You and your ex both share custody of your children. This is true in both a physical and a legal sense. In other words, the children not only split their time living with each of you, but you each have a right to make decisions for the children — such as where they should go to school or what medical care they get.
While splitting physical custody has gone well, you’ve found legal custody a bit harder. Maybe your ex is strongly against a specific medical treatment, while you’re in favor of it. Both of you feel like it would harm the child to take the other person’s approach. Who gets to decide?
The court may have to step in
The first step, of course, is to talk and see if you can find common ground or a compromise. But remember that you can’t do anything on your own, and neither can your ex. If you take the child to get the treatment against their wishes, you risk losing custody.
This means that the court may have to step in. Generally, the court gives shared legal custody to couples who can work together to make these decisions, just like a married couple, even after the divorce. You can explain to the court that this has proven impossible and they can make a ruling.
What if it’s a more minor issue?
Medical issues are potentially serious, but what if it’s something a bit less drastic? For instance, maybe you punish your child by taking away their phone, but your ex just gives it back when the child goes to their house. You feel that this undermines your authority.

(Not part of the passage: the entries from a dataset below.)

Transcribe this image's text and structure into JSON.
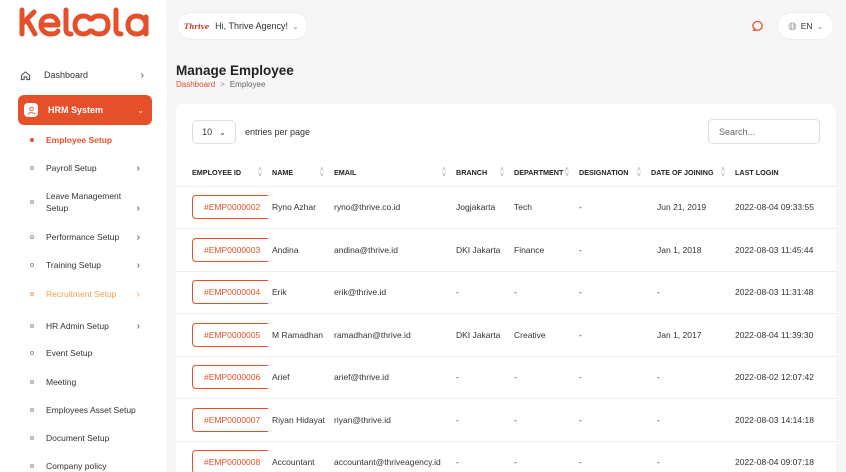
{
  "brand": {
    "name": "KELOLA",
    "color": "#e5502a"
  },
  "sidebar": {
    "dashboard": "Dashboard",
    "hrm": "HRM System",
    "items": [
      {
        "label": "Employee Setup",
        "arrow": ""
      },
      {
        "label": "Payroll Setup",
        "arrow": ">"
      },
      {
        "label": "Leave Management Setup",
        "arrow": ">"
      },
      {
        "label": "Performance Setup",
        "arrow": ">"
      },
      {
        "label": "Training Setup",
        "arrow": ">"
      },
      {
        "label": "Recruitment Setup",
        "arrow": ">"
      },
      {
        "label": "HR Admin Setup",
        "arrow": ">"
      },
      {
        "label": "Event Setup",
        "arrow": ""
      },
      {
        "label": "Meeting",
        "arrow": ""
      },
      {
        "label": "Employees Asset Setup",
        "arrow": ""
      },
      {
        "label": "Document Setup",
        "arrow": ""
      },
      {
        "label": "Company policy",
        "arrow": ""
      }
    ]
  },
  "topbar": {
    "company_logo_text": "Thrive",
    "greeting": "Hi, Thrive Agency!",
    "language": "EN"
  },
  "page": {
    "title": "Manage Employee",
    "breadcrumb": {
      "home": "Dashboard",
      "sep": ">",
      "current": "Employee"
    }
  },
  "table": {
    "per_page_value": "10",
    "per_page_label": "entries per page",
    "search_placeholder": "Search...",
    "columns": [
      "EMPLOYEE ID",
      "NAME",
      "EMAIL",
      "BRANCH",
      "DEPARTMENT",
      "DESIGNATION",
      "DATE OF JOINING",
      "LAST LOGIN"
    ],
    "rows": [
      {
        "id": "#EMP0000002",
        "name": "Ryno Azhar",
        "email": "ryno@thrive.co.id",
        "branch": "Jogjakarta",
        "department": "Tech",
        "designation": "-",
        "joined": "Jun 21, 2019",
        "last_login": "2022-08-04 09:33:55"
      },
      {
        "id": "#EMP0000003",
        "name": "Andina",
        "email": "andina@thrive.id",
        "branch": "DKI Jakarta",
        "department": "Finance",
        "designation": "-",
        "joined": "Jan 1, 2018",
        "last_login": "2022-08-03 11:45:44"
      },
      {
        "id": "#EMP0000004",
        "name": "Erik",
        "email": "erik@thrive.id",
        "branch": "-",
        "department": "-",
        "designation": "-",
        "joined": "-",
        "last_login": "2022-08-03 11:31:48"
      },
      {
        "id": "#EMP0000005",
        "name": "M Ramadhan",
        "email": "ramadhan@thrive.id",
        "branch": "DKI Jakarta",
        "department": "Creative",
        "designation": "-",
        "joined": "Jan 1, 2017",
        "last_login": "2022-08-04 11:39:30"
      },
      {
        "id": "#EMP0000006",
        "name": "Arief",
        "email": "arief@thrive.id",
        "branch": "-",
        "department": "-",
        "designation": "-",
        "joined": "-",
        "last_login": "2022-08-02 12:07:42"
      },
      {
        "id": "#EMP0000007",
        "name": "Riyan Hidayat",
        "email": "riyan@thrive.id",
        "branch": "-",
        "department": "-",
        "designation": "-",
        "joined": "-",
        "last_login": "2022-08-03 14:14:18"
      },
      {
        "id": "#EMP0000008",
        "name": "Accountant",
        "email": "accountant@thriveagency.id",
        "branch": "-",
        "department": "-",
        "designation": "-",
        "joined": "-",
        "last_login": "2022-08-04 09:07:18"
      }
    ]
  }
}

This is a potential problem from a parenting standpoint, but not in a legal sense. You cannot control what your ex chooses to do, and they are not obligated to follow all of the rules you set for the child — just as you are not obligated to follow the rules they set.
Understanding your options

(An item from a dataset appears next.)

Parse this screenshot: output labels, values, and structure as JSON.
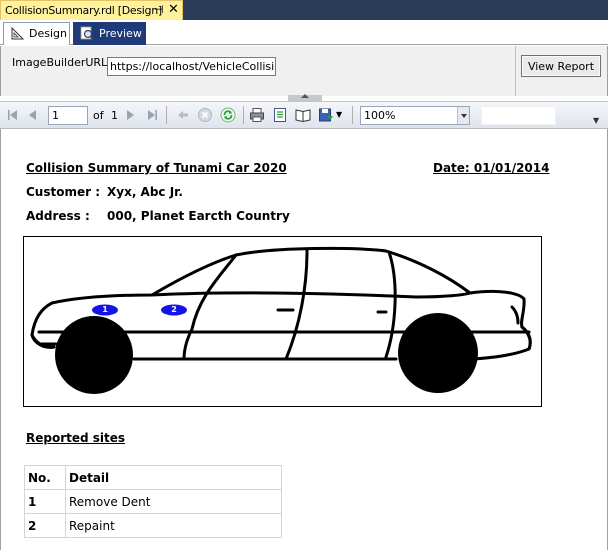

The fact of the matter is that shared parenting after a divorce is difficult and complicated. If you run into these issues, make sure that you understand all of the options that you have.